Playwright Arthur Miller recalled that when the curtain fell on the first performance, there were “men in the audience sitting there with handkerchiefs over their faces. It was like a funeral.
In 1935, a 19-year-old Orson Welles—just becoming well-known as a radio actor—found himself part of the Federal Theatre Project, a New Deal program started to help struggling writers, actors, directors, and theater workers.[...]
I never thought I could love an audio recording of Lewis Carroll’s Alice in Wonderland (technically Alice’s Adventures in Wonderland and its sequel, Through the Looking-Glass) more than I love the unabridged version narrated by Christopher Plummer.[...]
Living in New York, it’s not unusual to encounter ardent theater lovers who’ve carefully preserved decades worth of programs, tickets, and ephemera from every play they’ve ever seen.
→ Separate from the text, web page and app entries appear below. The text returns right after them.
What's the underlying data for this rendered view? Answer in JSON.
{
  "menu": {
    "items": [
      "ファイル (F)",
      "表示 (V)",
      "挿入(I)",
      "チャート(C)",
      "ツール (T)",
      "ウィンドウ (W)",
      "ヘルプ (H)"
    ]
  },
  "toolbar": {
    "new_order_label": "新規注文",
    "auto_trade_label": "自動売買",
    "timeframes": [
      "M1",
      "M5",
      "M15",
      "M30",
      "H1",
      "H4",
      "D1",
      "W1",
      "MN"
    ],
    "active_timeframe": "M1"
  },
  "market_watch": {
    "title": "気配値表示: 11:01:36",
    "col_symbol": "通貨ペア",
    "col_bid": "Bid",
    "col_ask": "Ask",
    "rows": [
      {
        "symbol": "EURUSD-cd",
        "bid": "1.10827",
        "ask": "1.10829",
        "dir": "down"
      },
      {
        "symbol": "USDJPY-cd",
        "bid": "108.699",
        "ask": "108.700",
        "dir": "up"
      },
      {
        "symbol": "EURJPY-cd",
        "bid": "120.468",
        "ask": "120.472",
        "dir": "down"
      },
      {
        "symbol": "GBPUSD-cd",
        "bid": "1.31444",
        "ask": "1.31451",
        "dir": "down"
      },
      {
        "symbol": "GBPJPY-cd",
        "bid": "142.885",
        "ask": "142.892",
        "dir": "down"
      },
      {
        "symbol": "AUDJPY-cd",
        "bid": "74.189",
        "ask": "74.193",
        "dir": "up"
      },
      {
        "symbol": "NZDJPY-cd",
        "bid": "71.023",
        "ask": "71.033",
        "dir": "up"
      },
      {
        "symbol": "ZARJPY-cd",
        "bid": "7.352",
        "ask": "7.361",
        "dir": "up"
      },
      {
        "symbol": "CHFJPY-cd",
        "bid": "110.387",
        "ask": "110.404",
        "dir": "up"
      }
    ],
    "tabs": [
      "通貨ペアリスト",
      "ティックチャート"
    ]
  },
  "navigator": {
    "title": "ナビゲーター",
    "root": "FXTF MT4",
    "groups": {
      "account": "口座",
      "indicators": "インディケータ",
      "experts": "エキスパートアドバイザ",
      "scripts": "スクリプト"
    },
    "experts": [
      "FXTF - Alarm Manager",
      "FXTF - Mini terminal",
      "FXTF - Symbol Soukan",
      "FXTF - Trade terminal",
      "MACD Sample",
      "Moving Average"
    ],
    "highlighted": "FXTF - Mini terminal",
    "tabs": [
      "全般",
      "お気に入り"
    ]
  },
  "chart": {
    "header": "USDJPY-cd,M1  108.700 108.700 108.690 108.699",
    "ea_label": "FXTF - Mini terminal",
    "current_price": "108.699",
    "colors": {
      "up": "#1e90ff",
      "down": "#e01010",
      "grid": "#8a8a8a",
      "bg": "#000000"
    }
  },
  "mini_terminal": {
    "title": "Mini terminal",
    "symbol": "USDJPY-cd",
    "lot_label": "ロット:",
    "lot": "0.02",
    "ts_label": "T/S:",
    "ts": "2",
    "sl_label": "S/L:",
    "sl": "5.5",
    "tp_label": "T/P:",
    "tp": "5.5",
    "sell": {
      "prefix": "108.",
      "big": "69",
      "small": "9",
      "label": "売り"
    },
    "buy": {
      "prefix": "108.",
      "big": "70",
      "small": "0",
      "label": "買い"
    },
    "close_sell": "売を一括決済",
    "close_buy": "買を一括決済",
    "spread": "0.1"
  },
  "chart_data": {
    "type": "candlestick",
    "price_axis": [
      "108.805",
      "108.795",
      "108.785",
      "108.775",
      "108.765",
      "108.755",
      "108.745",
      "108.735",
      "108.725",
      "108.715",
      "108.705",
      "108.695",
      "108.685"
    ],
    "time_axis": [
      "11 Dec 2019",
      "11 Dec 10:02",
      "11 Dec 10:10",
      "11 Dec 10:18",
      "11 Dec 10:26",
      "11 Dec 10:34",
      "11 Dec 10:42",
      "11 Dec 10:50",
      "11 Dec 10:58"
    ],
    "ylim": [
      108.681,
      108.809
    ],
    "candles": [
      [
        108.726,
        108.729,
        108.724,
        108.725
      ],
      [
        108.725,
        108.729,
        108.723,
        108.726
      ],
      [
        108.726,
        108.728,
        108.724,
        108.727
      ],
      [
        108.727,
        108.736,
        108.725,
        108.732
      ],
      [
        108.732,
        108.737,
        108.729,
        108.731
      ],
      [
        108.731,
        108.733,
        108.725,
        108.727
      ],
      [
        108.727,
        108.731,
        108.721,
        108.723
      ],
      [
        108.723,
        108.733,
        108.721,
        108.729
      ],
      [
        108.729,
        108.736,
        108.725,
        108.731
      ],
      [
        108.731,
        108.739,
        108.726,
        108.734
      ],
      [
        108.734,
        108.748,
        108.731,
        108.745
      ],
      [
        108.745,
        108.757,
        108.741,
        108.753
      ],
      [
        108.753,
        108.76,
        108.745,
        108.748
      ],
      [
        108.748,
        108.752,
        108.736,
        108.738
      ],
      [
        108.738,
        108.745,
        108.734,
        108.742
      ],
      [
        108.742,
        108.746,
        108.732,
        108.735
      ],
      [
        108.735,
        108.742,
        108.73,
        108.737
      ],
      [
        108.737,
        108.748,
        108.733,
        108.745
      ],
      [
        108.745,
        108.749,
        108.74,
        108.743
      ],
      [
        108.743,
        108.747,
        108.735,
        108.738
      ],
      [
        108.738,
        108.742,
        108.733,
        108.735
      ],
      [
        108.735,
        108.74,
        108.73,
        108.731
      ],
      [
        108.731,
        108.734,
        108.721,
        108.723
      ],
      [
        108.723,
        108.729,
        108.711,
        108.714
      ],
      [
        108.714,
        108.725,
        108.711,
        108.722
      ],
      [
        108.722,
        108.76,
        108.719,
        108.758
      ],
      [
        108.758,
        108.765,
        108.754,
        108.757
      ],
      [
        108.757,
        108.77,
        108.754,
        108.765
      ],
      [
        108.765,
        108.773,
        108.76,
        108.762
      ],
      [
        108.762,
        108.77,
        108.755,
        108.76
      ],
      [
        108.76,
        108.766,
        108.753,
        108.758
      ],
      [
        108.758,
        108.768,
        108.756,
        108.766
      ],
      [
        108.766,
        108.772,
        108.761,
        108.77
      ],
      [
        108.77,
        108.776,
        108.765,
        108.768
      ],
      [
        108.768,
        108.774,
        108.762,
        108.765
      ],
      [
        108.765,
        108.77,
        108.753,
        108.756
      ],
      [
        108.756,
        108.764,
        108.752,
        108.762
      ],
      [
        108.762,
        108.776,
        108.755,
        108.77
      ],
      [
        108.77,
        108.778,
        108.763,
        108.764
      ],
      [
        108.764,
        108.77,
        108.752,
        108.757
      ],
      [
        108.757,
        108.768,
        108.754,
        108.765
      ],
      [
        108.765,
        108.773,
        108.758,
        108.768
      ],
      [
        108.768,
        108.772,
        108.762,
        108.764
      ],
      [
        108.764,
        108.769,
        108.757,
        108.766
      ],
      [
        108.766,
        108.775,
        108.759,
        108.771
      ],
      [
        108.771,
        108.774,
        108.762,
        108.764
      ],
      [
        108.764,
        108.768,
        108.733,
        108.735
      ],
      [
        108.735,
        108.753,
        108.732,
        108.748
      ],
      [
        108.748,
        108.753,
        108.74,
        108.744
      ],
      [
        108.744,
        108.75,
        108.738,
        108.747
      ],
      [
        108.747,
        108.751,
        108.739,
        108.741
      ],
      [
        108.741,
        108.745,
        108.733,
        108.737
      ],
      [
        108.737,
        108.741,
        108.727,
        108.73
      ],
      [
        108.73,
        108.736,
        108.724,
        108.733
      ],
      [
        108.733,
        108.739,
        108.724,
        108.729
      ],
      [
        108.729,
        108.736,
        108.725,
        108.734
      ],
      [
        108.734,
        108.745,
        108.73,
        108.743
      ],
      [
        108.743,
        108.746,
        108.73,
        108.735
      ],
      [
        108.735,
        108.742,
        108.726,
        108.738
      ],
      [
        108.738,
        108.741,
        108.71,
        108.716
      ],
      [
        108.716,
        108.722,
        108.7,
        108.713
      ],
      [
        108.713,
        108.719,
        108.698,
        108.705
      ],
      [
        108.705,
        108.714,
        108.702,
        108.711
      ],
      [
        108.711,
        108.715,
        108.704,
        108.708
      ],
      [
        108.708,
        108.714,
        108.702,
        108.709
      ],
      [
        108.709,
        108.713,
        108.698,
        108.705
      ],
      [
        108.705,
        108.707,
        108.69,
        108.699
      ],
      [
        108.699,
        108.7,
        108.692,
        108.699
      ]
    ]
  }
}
These collections can get a bit hoarder-y, as anyone who’s ever sorted through the belongings of a recently departed lifelong audience member can attest.[...]
As we highlighted a few days ago, recent findings by South African scientists suggest that William Shakespeare may have smoked pot, possibly composing some of his celebrated plays while under the influence.[...]
A couple of years ago we published a post on “what Shakespeare sounded like to Shakespeare” which highlighted some prominent linguists’ attempts to recreate the Elizabethan speech patterns and accents of the playwright’s day.[...]
We’ve posted plenty here from David Bowie the singer, which stands to reason, given his prominence in the set of all possible David Bowies.[...]
The last episode of Seinfeld aired in 1998. So maybe you’re ready for a brand new episode of the show featuring “uncanny portrayals of the central characters, 90s commercial parodies, and original Seinfeld standup”?
You won’t get it from Jerry Seinfeld and Larry David.
Back before it was common practice to preface one’s web posts with the phrase “trigger warning” (which, BTW, might well apply here)…
Before the Internet…
And slightly before the public revelation of her relationship with John Lennon turned a Japanese avant-garde artist into an American household name…
Yoko Ono maintained an a
Think of radio plays, and you most likely think (or I most likely think) of the form’s American “golden age” in the first half of the 20th century.[...]